The world’s forests face unprecedented threats from invasive insects and pathogens that can cause large irreversible damage to the environment. This threatens Canada’s capacity to provide long-term wood resources and ecosystem services that range from carbon storage, nutrient cycling, water and air purification, soil preservation and maintenance of wildlife habitat. The number of new introductions and interceptions of Forest Invasive Alien Species (FIAS) is escalating at an alarming rate, with 37% of all invasive species introductions reported between 1970-2014, including a maximum of 585 new records in 1996 (Seebens et al, 2017). The key to reducing this risk is via vigilant biosurveillance to increase preparedness and facilitate early interventions.
The bioSAFE project comes at a time when global trade is occurring at an accelerated pace and from all parts of the world. To match this pace and prevent introductions or invasions of pests and pathogens, our biosurveillance methods cannot rely on current tools alone. Our current tool set enables us to identify target pests and pathogens; however, it provides little means of determining their source. The ability to determine source would allow regulating agencies to identify locations of higher risk, thus allowing a strategic means of allocating resources to certain shipments with greater potential of risk.
We have a team of renowned scientists with vast amounts of experience in both academia and government. We also have access to facilities that include certified pest containment leveled laboratories and technologically advanced equipment to conduct various experiments. This team is ready to tackle this challenge by conducting research studying the genomics of these organisms and developing advanced source identification tools to supply both the forestry and agriculture sector, assisting with surveillance and pest management planning for various levels of government and stakeholders.
To develop biosurveillance tools that identify both species and source populations of pests and pathogens, and ensure that these tools are accessible to the forest protection community and other communities that may be affected.
The BioSAFE project team will collect global populations of the Asian Longhorned Beetle, Asian Gypsy Moth, Dutch Elm Disease and Sudden Oak Death. We will sequence the genome of all 4 species and analyze their population differences and similarities.
We will also conduct experiments for the four species to study their functional abilities to invade North America, spread and survive. We will study cold tolerance, flight capability, virulence and multiple host attack abilities respectively for Asian Longhorned Beetle, Asian Gypsy Moth, Dutch Elm Disease and Sudden Oak Death. By studying these traits and combining this information with their population differences and similarities, we will identify markers that will be used to develop the biosurveillance tools.
No other project will have such an extensive global collection of these four species. We have experts on our team as well as collaborators in both academia and in regulatory organizations in North America as well as internationally providing their collections or gathering specimens for this project. The wealth of information we will gather will enable the development of comprehensive biosurveillance tools for each of the named species.
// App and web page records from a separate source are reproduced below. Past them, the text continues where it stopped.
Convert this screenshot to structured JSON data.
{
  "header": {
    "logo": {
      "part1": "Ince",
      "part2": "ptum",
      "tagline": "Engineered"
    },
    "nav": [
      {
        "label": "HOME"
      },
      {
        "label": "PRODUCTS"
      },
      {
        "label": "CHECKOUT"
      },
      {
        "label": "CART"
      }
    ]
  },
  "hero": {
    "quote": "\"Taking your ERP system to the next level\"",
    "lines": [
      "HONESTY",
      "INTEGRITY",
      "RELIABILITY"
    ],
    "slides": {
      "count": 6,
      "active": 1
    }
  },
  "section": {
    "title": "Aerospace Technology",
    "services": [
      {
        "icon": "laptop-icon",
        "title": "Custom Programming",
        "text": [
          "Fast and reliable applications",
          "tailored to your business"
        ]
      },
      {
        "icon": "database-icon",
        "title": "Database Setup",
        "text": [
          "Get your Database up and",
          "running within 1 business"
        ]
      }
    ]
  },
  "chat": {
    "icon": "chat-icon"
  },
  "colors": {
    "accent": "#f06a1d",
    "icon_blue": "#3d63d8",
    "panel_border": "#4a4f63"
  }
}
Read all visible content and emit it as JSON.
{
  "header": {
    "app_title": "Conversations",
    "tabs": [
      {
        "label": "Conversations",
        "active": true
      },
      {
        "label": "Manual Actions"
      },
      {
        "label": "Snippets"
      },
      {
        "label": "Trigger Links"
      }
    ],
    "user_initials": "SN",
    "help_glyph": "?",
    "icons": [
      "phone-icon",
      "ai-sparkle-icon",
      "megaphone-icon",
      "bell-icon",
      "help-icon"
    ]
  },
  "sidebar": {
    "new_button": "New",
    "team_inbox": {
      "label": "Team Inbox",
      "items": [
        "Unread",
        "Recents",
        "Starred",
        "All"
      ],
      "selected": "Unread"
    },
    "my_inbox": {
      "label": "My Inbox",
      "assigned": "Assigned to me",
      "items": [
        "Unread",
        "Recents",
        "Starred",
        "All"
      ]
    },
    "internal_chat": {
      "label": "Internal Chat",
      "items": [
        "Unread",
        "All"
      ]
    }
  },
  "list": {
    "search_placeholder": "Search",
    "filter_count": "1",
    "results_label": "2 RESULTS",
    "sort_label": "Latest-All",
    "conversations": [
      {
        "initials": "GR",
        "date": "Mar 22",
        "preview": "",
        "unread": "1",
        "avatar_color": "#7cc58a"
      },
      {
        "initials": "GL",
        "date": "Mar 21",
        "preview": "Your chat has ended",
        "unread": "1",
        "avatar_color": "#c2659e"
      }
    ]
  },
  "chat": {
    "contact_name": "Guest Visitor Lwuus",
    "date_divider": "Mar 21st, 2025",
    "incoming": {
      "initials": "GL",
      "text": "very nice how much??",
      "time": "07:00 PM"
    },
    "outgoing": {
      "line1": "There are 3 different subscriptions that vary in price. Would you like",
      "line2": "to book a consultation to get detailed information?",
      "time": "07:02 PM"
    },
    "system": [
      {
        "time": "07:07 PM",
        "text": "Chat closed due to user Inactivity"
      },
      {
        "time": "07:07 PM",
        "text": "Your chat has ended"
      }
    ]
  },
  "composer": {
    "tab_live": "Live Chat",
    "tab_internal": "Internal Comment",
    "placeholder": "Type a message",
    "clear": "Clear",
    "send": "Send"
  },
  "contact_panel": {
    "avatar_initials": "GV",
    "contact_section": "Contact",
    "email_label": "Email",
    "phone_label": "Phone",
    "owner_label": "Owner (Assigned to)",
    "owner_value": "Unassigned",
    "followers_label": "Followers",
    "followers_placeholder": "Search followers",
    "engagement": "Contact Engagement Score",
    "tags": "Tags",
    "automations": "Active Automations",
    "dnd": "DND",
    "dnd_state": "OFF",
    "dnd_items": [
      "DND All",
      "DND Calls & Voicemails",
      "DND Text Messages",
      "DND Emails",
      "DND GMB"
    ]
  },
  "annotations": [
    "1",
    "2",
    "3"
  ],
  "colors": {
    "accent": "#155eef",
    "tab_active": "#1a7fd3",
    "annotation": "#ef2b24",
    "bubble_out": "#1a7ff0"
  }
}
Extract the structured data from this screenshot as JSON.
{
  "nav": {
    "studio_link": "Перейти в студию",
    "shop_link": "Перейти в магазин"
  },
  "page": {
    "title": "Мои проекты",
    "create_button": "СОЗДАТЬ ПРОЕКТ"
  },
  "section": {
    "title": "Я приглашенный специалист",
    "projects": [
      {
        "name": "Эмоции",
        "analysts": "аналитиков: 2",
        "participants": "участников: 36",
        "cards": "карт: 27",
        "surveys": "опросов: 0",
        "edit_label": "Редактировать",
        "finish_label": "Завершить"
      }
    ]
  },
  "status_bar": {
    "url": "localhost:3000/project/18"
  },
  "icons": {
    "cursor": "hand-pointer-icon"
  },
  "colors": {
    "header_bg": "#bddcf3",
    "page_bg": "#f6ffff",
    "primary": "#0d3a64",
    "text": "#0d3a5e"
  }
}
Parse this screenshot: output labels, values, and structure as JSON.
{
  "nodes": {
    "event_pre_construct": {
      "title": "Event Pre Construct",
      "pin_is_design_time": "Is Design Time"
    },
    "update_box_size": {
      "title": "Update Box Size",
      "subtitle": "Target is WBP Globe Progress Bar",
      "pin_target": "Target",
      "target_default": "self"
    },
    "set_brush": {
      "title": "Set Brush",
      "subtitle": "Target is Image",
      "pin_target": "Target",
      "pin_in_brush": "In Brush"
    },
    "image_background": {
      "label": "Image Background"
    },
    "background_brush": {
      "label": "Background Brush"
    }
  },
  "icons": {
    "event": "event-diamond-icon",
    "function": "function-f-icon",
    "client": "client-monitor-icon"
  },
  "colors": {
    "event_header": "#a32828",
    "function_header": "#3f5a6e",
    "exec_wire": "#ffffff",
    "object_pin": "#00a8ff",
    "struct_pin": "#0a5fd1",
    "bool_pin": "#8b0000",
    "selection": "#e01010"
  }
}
The BioSAFE tools will be tested extensively with a variety of samples and conditions (temperature, sample quality, reproducibility to name a few). By assessing the biosurveillance tools, we will be testing the approach taken in the development of the tools which will enable the transfer of this approach to other pest and pathogens. The transferability of the tool development approach and the tools themselves is unique to this project as previous projects have been too specific preventing their tools to be used on other organisms.
There are three critical outputs of the project. The main output is the development of the Biosurveillance tools for species identification, geographic origin and spread abilities of Asian gypsy moth, Dutch elm disease, Asian longhorned beetle and sudden oak death. The other outputs are the Decision Support System and the Database.
The biosurveillance tools are DNA detection probes that will be used to identify species and determine unique signatures that match specific traits related to the pest or pathogen’s origin. We will engage with regulatory agencies and either transfer the protocols developed in this project or provide them the service of testing their samples for them.
Diagram of field samples processing:
Seebens, H., Blackburn, T. M., Dyer, E. E., Genovesi, P., Hulme, P. E., Jeschke, J. M., ... & Bacher, S. (2017). No saturation in the accumulation of alien species worldwide. Nature communications, 8, 14435.